I found Watcher in the Shadows on a library book sale cart. Household's novels are not much in print now, so if I see any more on my journeys, I will certainly grab them up. You should too.

Monday, July 14, 2014

A Dog About Town by J. F. Englert at Escape into Life and a list of books from the 40s though not by me

I  put up a post on the first of a mystery series at Escape Into Life before the weekend but haven't had time to mention it here. I feel a bit bad that I have only read the first of J. F. Englert's mysteries featuring Randolph the highly deductive Labrador Retriever, because he's an interesting writer and although these books may be more in the cozy tradition than the thriller mode, they are not cute in the way you might be tempted to think. He deserves a wider audience. Anyway, here's the link to my review of A Dog about Town.
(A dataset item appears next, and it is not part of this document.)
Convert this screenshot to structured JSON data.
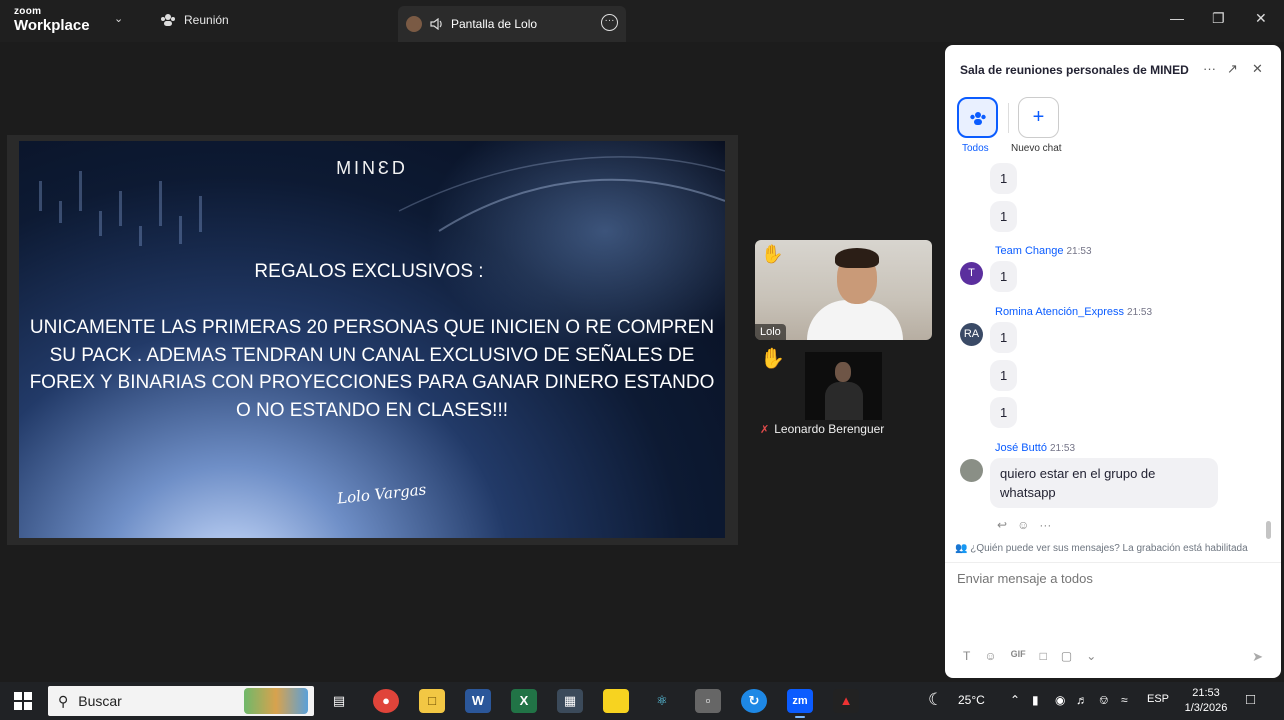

I just happened upon a good list of novels to read from the Forties over at A Commonplace Blog, which is written by D.G. Myers. I have read a few of the books mentioned and more than a few of the authors, but definitely not all. I like lists, in the sense that I like other people to do all the hard work of compiling them so that I can profit from them. Never say never, but I think it's fairly safe to assume that you will not be finding me going to all that much effort here. However, I am usually just about industrious to post a link...